As ever, public sector technology projects are not without their issues. The ESMCP is currently reviewing its plans on how and when it rolls out. There may be delays, there will certainly be amendments to the schedule, but whatever happens, we at BAPCO agree it’s the right technology and we remain fully behind the project and all of those involved in delivering it.
It’s not just the emergency services who respond to incidents who need to communicate and to share information. It’s no longer the traditional 3 Blue Light responders who deal with everything. It’s important to have the right people in the right place at the right time with the best information, whoever they are, or whichever badge or uniform they wear. Some will be from other agencies such as the Coastguard or Highways England, others will be volunteers such as our Search & Rescue organisations. All are vitally important to providing a service and protecting public safety.
Annual conference and exhibition
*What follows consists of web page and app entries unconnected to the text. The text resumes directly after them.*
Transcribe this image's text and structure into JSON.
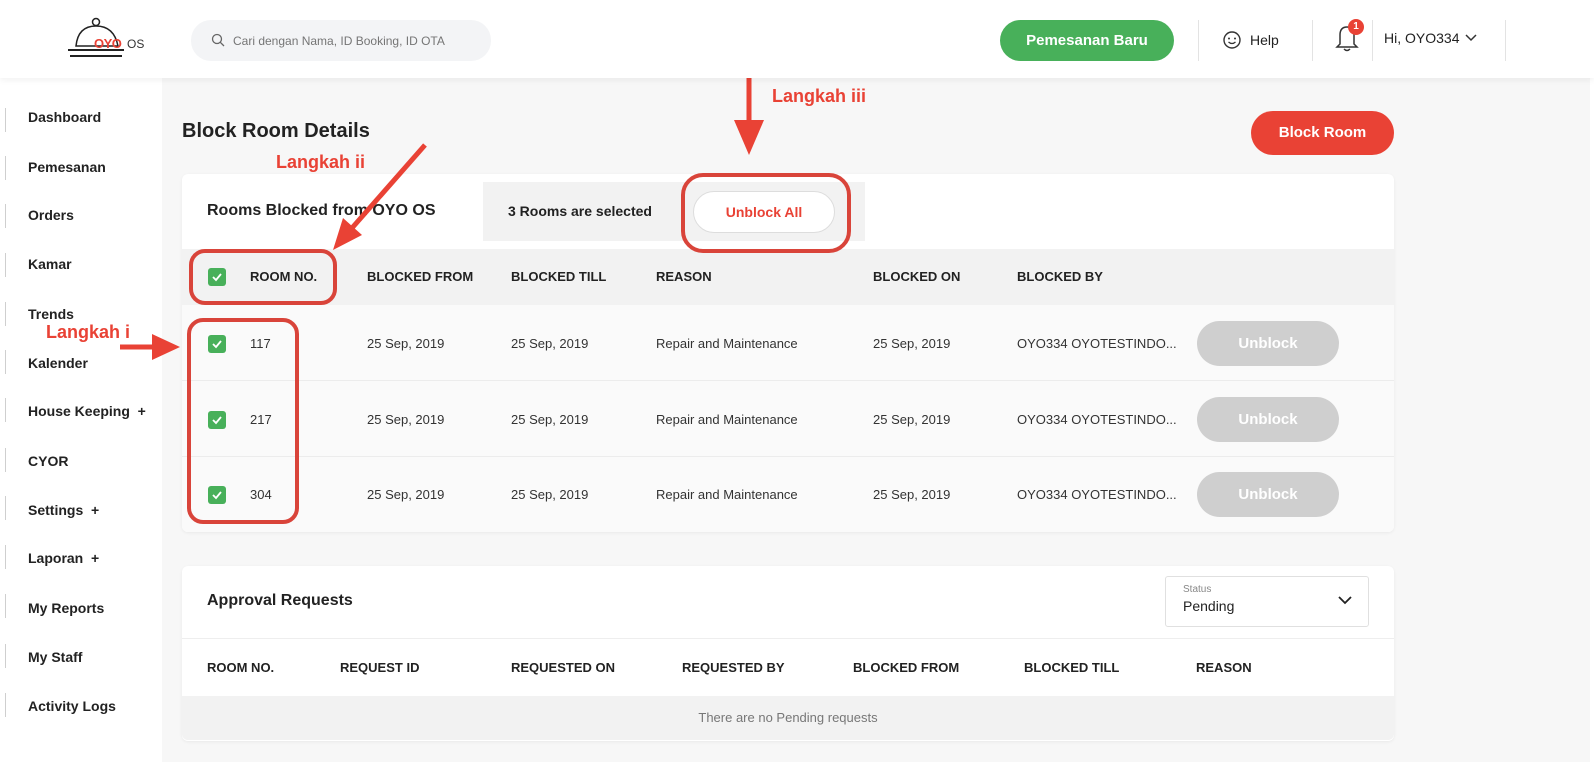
{
  "header": {
    "logo_brand": "OYO",
    "logo_os": "OS",
    "search_placeholder": "Cari dengan Nama, ID Booking, ID OTA",
    "new_booking": "Pemesanan Baru",
    "help": "Help",
    "notifications": "1",
    "user": "Hi, OYO334"
  },
  "sidebar": {
    "items": [
      {
        "label": "Dashboard"
      },
      {
        "label": "Pemesanan"
      },
      {
        "label": "Orders"
      },
      {
        "label": "Kamar"
      },
      {
        "label": "Trends"
      },
      {
        "label": "Kalender"
      },
      {
        "label": "House Keeping  +"
      },
      {
        "label": "CYOR"
      },
      {
        "label": "Settings  +"
      },
      {
        "label": "Laporan  +"
      },
      {
        "label": "My Reports"
      },
      {
        "label": "My Staff"
      },
      {
        "label": "Activity Logs"
      }
    ]
  },
  "page": {
    "title": "Block Room Details",
    "block_room_button": "Block Room"
  },
  "blocked": {
    "title": "Rooms Blocked from OYO OS",
    "selected_text": "3 Rooms are selected",
    "unblock_all": "Unblock All",
    "columns": [
      "ROOM NO.",
      "BLOCKED FROM",
      "BLOCKED TILL",
      "REASON",
      "BLOCKED ON",
      "BLOCKED BY"
    ],
    "unblock_label": "Unblock",
    "rows": [
      {
        "room": "117",
        "from": "25 Sep, 2019",
        "till": "25 Sep, 2019",
        "reason": "Repair and Maintenance",
        "on": "25 Sep, 2019",
        "by": "OYO334 OYOTESTINDO..."
      },
      {
        "room": "217",
        "from": "25 Sep, 2019",
        "till": "25 Sep, 2019",
        "reason": "Repair and Maintenance",
        "on": "25 Sep, 2019",
        "by": "OYO334 OYOTESTINDO..."
      },
      {
        "room": "304",
        "from": "25 Sep, 2019",
        "till": "25 Sep, 2019",
        "reason": "Repair and Maintenance",
        "on": "25 Sep, 2019",
        "by": "OYO334 OYOTESTINDO..."
      }
    ]
  },
  "approval": {
    "title": "Approval Requests",
    "status_label": "Status",
    "status_value": "Pending",
    "columns": [
      "ROOM NO.",
      "REQUEST ID",
      "REQUESTED ON",
      "REQUESTED BY",
      "BLOCKED FROM",
      "BLOCKED TILL",
      "REASON"
    ],
    "empty": "There are no Pending requests"
  },
  "annotations": {
    "step1": "Langkah i",
    "step2": "Langkah ii",
    "step3": "Langkah iii",
    "color": "#e94235"
  },
  "colors": {
    "accent_green": "#48b05a",
    "accent_red": "#e94235",
    "disabled_gray": "#cfcfcf"
  }
}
BAPCO works in partnerships to improve public safety through technology. As a not for profit association we are open to all with an interest in public safety. Our members come from users and across the commercial sector. Membership is free for those working in the public sector public safety arena. There are very reasonable charges for commercial memberships which also bring a number of benefits such as attendance at our events and discounted exhibition costs.
BAPCO runs three events per year in order to connect and inform our industry. Our largest event is our Annual Conference and Exhibition which this year takes place at the Ricoh Arena in Coventry on the 20-21 March. The event will be opened by Gordon Shipley, ESN Programme Director at the Home Office who will give delegates a programme update. Later sessions include insight from the USA FirstNet programme by Mike Poth, CEO of FirstNet and a presentation on cyber security following the international WannaCry attack which affected the NHS and many other organisations last year. Each day is rounded off by a case study presentation. On Tuesday 20 March we have a presentation on the Smiler Crash at Alton Towers and on Wednesday 21 we close the event with a session by Deputy Assistant Commissioner Wayne Brown on the Grenfell Tower fire.
In between the sessions there is time to view the exhibition and visit the many stands from key suppliers involved in providing communications and IT to the public safety sector. Networking and the exchange of ideas is a key part of BAPCO. Whether you meet in the Members’ Lounge or come to the Gala Dinner, you are sure to make new connections and come away with something to think about and time well spent.
We may never stop those who seek to disrupt our world and try to achieve their aims through acts of terrorism but we owe it to those involved in preventing such attacks and those who deal with the aftermath to give them the very best tools available. In this day and age one of the most important of those tools is our technology. We should never stop working to improve and to share the results to improve public safety.